How does it affect you?
Further information for Building Owners / Landlords
Further information for Property Owners with adjoining walls
Questions & Answers
Read our frequently asked questions and answers
What are Party Wall Notices?
A Party Wall Notice is a document used to inform adjoining neighbours of your intention to carry out works to a Party Wall. There isn’t a standard form available, although you can find templates to fill in online. You can also get help with drafting a Party Wall Notice from a specialist party wall expert. Key information which must be included in a Party Wall Notice includes:
- Details of the proposed works (ideally including copies of drawings and plans)
- The names and addresses of the building owner and the adjoining owners involved.
- The proposed start date for the works
- Details of the properties affected
- The date the Party Wall Notice was served.
A Party Wall Notice must be served by the building owner when any works are planned which will impact the party wall shared with adjoining properties. A Party Wall Notice must be served to the owners of all adjoining properties affected by the alterations. For exterior works a six metre or three metre notice may be required before excavations may be carried out.
When is a Party Wall Notice not necessary?
Should a Party Wall Surveyor serve Party Wall Notices?
You can serve a Party Wall Notice yourself, but you may prefer to use the professional services of party wall experts, such as the RICS accredited surveyors at Oakfield Chartered Surveyors. The notice needs to be served to the owners of adjoining properties, not tenants. You can serve notice by hand, by post or by email.
After you have served the notice, the adjoining property owners have 14 days to respond. At the end of the 14 days you will have one of the following outcomes:

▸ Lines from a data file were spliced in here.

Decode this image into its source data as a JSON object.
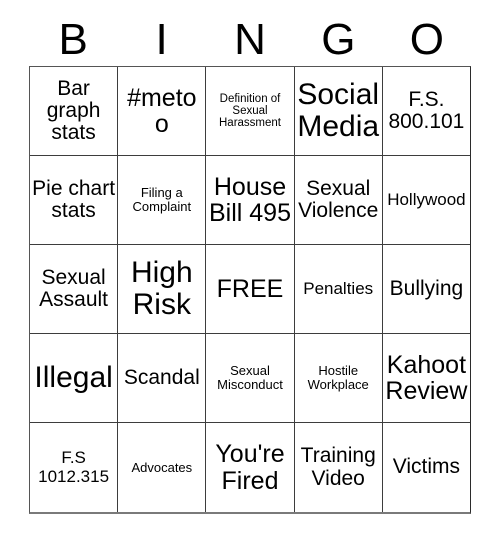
{
  "card": {
    "title": "BINGO",
    "header_letters": [
      "B",
      "I",
      "N",
      "G",
      "O"
    ],
    "rows": 5,
    "columns": 5,
    "free_space_label": "FREE",
    "free_space_position": {
      "row": 3,
      "column": 3
    },
    "colors": {
      "background": "#ffffff",
      "text": "#000000",
      "grid_line": "#3d3d3d",
      "outer_border": "#555555"
    },
    "grid": [
      [
        {
          "text": "Bar graph stats",
          "size": "md"
        },
        {
          "text": "#metoo",
          "size": "lg"
        },
        {
          "text": "Definition of Sexual Harassment",
          "size": "xxs"
        },
        {
          "text": "Social Media",
          "size": "xl"
        },
        {
          "text": "F.S. 800.101",
          "size": "md"
        }
      ],
      [
        {
          "text": "Pie chart stats",
          "size": "md"
        },
        {
          "text": "Filing a Complaint",
          "size": "xs"
        },
        {
          "text": "House Bill 495",
          "size": "lg"
        },
        {
          "text": "Sexual Violence",
          "size": "md"
        },
        {
          "text": "Hollywood",
          "size": "sm"
        }
      ],
      [
        {
          "text": "Sexual Assault",
          "size": "md"
        },
        {
          "text": "High Risk",
          "size": "xl"
        },
        {
          "text": "FREE",
          "size": "lg"
        },
        {
          "text": "Penalties",
          "size": "sm"
        },
        {
          "text": "Bullying",
          "size": "md"
        }
      ],
      [
        {
          "text": "Illegal",
          "size": "xl"
        },
        {
          "text": "Scandal",
          "size": "md"
        },
        {
          "text": "Sexual Misconduct",
          "size": "xs"
        },
        {
          "text": "Hostile Workplace",
          "size": "xs"
        },
        {
          "text": "Kahoot Review",
          "size": "lg"
        }
      ],
      [
        {
          "text": "F.S 1012.315",
          "size": "sm"
        },
        {
          "text": "Advocates",
          "size": "xs"
        },
        {
          "text": "You're Fired",
          "size": "lg"
        },
        {
          "text": "Training Video",
          "size": "md"
        },
        {
          "text": "Victims",
          "size": "md"
        }
      ]
    ]
  }
}
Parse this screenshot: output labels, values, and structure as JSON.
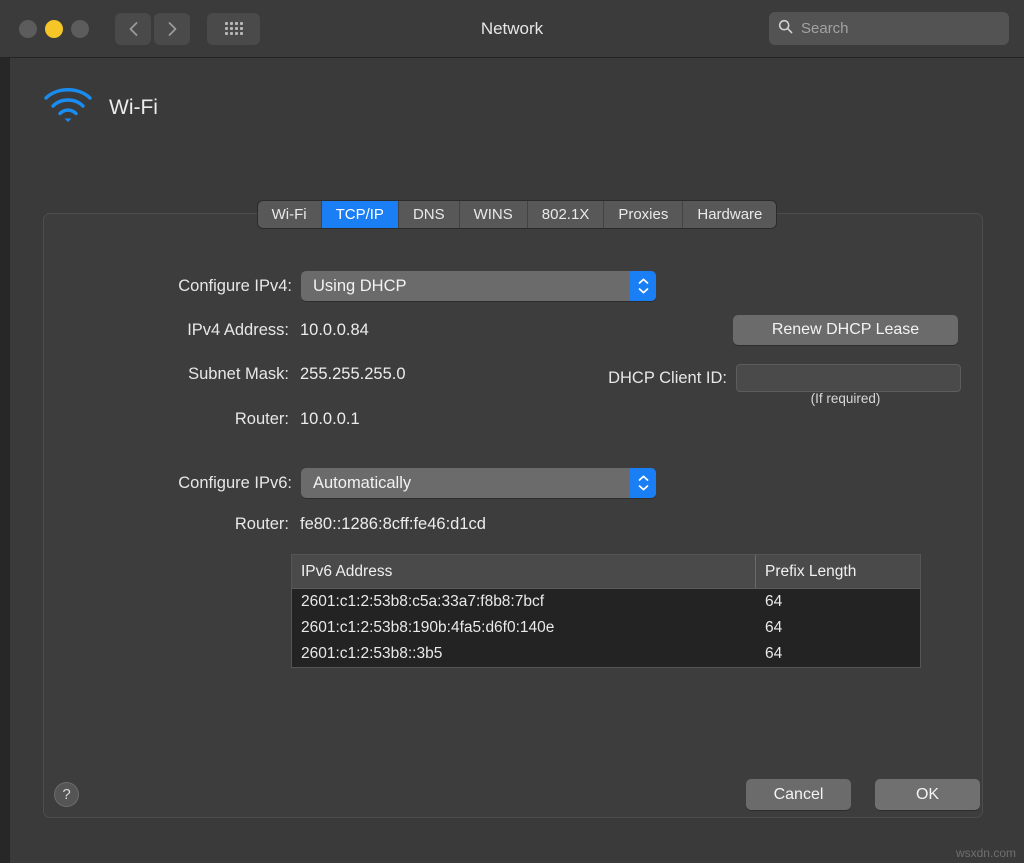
{
  "window": {
    "title": "Network",
    "traffic_lights": [
      "close",
      "minimize",
      "zoom"
    ]
  },
  "toolbar": {
    "back_icon": "chevron-left-icon",
    "forward_icon": "chevron-right-icon",
    "showall_icon": "grid-icon",
    "search": {
      "placeholder": "Search",
      "value": "",
      "icon": "search-icon"
    }
  },
  "service": {
    "icon": "wifi-icon",
    "name": "Wi-Fi",
    "accent_color": "#1a8cf0"
  },
  "tabs": [
    {
      "label": "Wi-Fi",
      "active": false
    },
    {
      "label": "TCP/IP",
      "active": true
    },
    {
      "label": "DNS",
      "active": false
    },
    {
      "label": "WINS",
      "active": false
    },
    {
      "label": "802.1X",
      "active": false
    },
    {
      "label": "Proxies",
      "active": false
    },
    {
      "label": "Hardware",
      "active": false
    }
  ],
  "selected_tab_color": "#1a7ef5",
  "ipv4": {
    "configure_label": "Configure IPv4:",
    "configure_value": "Using DHCP",
    "address_label": "IPv4 Address:",
    "address_value": "10.0.0.84",
    "subnet_label": "Subnet Mask:",
    "subnet_value": "255.255.255.0",
    "router_label": "Router:",
    "router_value": "10.0.0.1",
    "renew_button": "Renew DHCP Lease",
    "client_id_label": "DHCP Client ID:",
    "client_id_value": "",
    "client_id_hint": "(If required)"
  },
  "ipv6": {
    "configure_label": "Configure IPv6:",
    "configure_value": "Automatically",
    "router_label": "Router:",
    "router_value": "fe80::1286:8cff:fe46:d1cd",
    "table": {
      "columns": [
        "IPv6 Address",
        "Prefix Length"
      ],
      "rows": [
        {
          "address": "2601:c1:2:53b8:c5a:33a7:f8b8:7bcf",
          "prefix": "64"
        },
        {
          "address": "2601:c1:2:53b8:190b:4fa5:d6f0:140e",
          "prefix": "64"
        },
        {
          "address": "2601:c1:2:53b8::3b5",
          "prefix": "64"
        }
      ]
    }
  },
  "footer": {
    "help_label": "?",
    "cancel_label": "Cancel",
    "ok_label": "OK"
  },
  "watermark": "wsxdn.com"
}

• Consent from your adjoining property’s owner or
• A dissent from your adjoining neighbour or
• No response at all from the adjoining owner.
If the adjoining owner fails to respond by the end of the 14-day period, this is treated as a refusal to give consent. The next stage for progressing your project is to agree a Party Wall Surveyor, who will draft a Party Wall Award. According to the Party Wall Act, anyone who has not been acting for you in connection with your works can take on the role of Party Wall Surveyor. Under the Act, impartiality is the key criterion. However, we would always advise that you appoint someone with expertise in party wall matters so that all parties can be confident that the Party Wall Award is being prepared correctly.
Party Wall Award
Costs for a Party Wall Agreement
The cost of getting an agreement to go ahead with work to a Party Wall will vary depending on several factors. If the adjoining owners are amenable to your plans and give their consent in writing you can avoid the need to involve more surveyors. However, if the adjoining owners have objections, you will have to pay considerably more in surveyor fees. You are liable for the fees if the adjoining owners choose to appoint their own surveyor, and you will have to pay the fees of an impartial Party Wall Surveyor.
Our surveyors at Oakfield Chartered Surveyors have many years of experience in managing Party Wall issues. With offices in Beaconsfield and London, we support clients with party wall issues across London and the home counties. Whether you are a building owner or an adjoining owner, we can advise you on the best way through the process. Contact Oakfield Chartered Surveyors to find out more about how we can help you.